- US businesses have filed more than 20,000 exemption requests, according to Commerce Secretary Wilbur Ross.
- The Commerce Department has ruled on fewer than 100 of those requests.
- According to a new report, the Commerce Department’s exemption process sounds chaotic and random.
US business are scrambling to save their businesses from President Donald Trump’s new steel and aluminum tariffs, but a huge backlog is leaving many of those companies in potential peril.
Under Section 232 of the Trade Expansion Act, the law the Trump administration is using to impose the tariffs, companies can request exemptions if there is no way for them to get the goods they need from a domestic metals producer.
But the Commerce Department, which tasked with handling these requests, is struggling to keep up.
Commerce Secretary Wilbur Ross confirmed in a hearing Wednesday that the department has so far received over 20,000 requests for product exemptions. He said 98 of those requests were processed so far – 42 exemptions were approved, while 56 were denied.
Ross blamed the snail’s pace on the lack of funding for the department. A report from The Washington Post’s David Lynch paints the issues as much deeper.
Officials in the department say there are not enough employees to handle the sudden influx of requests.

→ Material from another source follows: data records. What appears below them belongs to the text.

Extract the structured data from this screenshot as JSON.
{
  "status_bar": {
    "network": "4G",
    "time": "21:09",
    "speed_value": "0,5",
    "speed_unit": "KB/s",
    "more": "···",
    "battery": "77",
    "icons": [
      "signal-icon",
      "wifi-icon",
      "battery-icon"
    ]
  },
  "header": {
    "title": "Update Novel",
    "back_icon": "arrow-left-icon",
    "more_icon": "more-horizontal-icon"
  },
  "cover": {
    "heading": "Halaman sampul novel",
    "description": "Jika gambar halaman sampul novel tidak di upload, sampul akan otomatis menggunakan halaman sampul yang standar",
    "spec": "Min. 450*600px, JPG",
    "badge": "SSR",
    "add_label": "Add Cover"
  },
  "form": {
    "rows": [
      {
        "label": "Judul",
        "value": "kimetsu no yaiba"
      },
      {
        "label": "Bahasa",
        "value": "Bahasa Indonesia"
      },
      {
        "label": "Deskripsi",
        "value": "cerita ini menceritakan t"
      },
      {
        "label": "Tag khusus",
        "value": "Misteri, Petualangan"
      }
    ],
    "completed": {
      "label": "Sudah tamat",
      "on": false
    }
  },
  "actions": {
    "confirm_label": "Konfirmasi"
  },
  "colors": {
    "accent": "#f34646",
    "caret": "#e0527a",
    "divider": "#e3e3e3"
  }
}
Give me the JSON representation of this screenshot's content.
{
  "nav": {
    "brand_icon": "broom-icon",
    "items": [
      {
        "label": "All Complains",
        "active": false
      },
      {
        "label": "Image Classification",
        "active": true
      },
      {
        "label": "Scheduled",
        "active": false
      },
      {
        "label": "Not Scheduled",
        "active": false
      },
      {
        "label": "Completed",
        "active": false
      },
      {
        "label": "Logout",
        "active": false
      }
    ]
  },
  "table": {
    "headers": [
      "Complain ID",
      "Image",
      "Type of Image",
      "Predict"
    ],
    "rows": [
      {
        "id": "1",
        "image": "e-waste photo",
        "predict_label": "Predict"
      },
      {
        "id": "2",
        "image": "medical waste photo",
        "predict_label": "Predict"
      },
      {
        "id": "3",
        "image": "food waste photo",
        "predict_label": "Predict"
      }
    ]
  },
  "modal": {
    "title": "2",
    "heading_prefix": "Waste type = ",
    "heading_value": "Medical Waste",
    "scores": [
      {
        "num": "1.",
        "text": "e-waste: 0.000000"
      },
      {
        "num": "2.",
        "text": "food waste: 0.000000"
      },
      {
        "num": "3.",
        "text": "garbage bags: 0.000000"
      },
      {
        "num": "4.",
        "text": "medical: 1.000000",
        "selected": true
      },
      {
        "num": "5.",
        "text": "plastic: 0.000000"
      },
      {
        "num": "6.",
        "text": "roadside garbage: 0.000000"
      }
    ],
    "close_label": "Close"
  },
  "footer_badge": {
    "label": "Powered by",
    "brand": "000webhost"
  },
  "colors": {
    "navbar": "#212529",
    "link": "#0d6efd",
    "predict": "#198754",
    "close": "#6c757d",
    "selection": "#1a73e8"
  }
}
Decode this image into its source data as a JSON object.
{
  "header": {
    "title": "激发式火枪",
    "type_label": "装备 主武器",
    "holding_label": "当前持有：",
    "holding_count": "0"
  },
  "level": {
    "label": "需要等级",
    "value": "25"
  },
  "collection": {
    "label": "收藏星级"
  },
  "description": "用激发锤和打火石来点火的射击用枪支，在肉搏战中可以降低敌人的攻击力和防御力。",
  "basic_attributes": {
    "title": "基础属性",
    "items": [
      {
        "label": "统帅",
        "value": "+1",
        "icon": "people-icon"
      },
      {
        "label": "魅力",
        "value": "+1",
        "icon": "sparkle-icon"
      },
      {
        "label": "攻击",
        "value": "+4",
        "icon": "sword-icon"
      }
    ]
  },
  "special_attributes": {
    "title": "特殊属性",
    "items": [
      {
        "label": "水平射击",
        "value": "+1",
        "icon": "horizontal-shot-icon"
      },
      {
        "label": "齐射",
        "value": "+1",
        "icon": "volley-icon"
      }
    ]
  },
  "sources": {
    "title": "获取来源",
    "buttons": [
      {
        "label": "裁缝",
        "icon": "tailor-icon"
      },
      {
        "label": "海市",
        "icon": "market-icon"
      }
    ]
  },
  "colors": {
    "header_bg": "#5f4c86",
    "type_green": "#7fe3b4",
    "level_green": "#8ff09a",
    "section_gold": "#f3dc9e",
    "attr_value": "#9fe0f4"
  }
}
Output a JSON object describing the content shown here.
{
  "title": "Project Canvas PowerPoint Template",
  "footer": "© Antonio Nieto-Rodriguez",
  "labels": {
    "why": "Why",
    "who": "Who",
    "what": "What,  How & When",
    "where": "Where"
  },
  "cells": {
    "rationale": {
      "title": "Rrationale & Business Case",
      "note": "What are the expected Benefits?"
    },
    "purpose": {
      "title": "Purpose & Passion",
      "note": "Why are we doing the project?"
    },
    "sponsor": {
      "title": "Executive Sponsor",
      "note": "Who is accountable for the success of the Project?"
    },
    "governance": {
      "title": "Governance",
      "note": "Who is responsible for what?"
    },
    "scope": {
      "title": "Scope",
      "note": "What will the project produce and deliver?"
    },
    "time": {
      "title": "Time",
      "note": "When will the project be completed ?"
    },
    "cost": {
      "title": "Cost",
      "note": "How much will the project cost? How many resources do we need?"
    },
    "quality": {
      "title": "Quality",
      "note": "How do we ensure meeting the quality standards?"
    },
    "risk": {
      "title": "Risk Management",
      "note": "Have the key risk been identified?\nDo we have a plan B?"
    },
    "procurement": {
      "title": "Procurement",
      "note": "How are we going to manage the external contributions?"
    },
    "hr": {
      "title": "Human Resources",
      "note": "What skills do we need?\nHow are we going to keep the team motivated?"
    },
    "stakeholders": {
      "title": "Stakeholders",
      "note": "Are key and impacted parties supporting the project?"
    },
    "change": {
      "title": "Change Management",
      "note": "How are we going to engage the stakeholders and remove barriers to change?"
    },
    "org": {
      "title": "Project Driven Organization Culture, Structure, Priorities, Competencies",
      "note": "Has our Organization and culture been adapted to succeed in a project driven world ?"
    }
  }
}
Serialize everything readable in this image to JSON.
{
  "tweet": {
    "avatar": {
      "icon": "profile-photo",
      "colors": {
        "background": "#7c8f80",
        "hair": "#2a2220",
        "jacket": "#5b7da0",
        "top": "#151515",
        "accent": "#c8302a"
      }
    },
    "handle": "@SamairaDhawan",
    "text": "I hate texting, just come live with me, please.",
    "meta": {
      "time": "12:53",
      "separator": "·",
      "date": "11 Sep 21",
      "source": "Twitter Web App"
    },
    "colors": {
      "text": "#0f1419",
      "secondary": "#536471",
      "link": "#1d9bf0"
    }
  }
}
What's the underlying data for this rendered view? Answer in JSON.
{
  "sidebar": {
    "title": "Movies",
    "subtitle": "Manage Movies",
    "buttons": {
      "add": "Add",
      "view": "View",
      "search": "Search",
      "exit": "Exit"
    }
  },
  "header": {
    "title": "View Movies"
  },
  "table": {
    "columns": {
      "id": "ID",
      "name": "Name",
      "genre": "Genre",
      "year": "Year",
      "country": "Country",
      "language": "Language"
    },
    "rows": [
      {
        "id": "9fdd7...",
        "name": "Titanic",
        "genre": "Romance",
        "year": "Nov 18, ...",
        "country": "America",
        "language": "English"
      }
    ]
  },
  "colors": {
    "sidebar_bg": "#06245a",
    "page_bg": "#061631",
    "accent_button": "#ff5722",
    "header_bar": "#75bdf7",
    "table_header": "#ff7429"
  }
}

And employees in the department do not have the expertise to handle such requests, the Post reported.
“It’s going to be so unbelievably random, and some companies are going to get screwed,” a senior Commerce Department official told The Washington Post. “These people are making multibillion-dollar, unbelievably uninformed decisions.”
Every company requesting an exclusion must do so for each good they want to make and each type of metal they need. That means the firms are making highly technical cases relating to hyper-specific types of steel and aluminum. The concern, according to the Post, is that Commerce Department officials evaluating these requests have little expertise and even less time to make accurate judgments.
Ross was repeatedly taken to task over the exemption process during the Senate Finance Committee hearing on Wednesday, as frustrated members of the committee ripped into Ross.
“America’s small businesses believe they are being held hostage in a bureaucratic twilight zone waiting to see if they’re going to escape,” said Sen. Ron Wyden, the highest-ranking Democrat on the committee.
Sen. Claire McCaskill, a Democrat from Missouri, was even more blunt.
“In a chaotic and frankly incompetent manner, you’re picking winners and losers on a very technical basis… without a great deal of training,” McCaskill said.
She also pointed out that the Commerce Department is requiring businesses to file the exemption requests every year.
The ire was also bipartisan, as GOP Sens. Pat Roberts and Pat Toomey related stories of companies in their states trying to get exemptions before the tariffs cause too much damage.
Ross said that the Commerce Department was “working through the backlog” of exemption requests and disputed claims that the process was chaotic.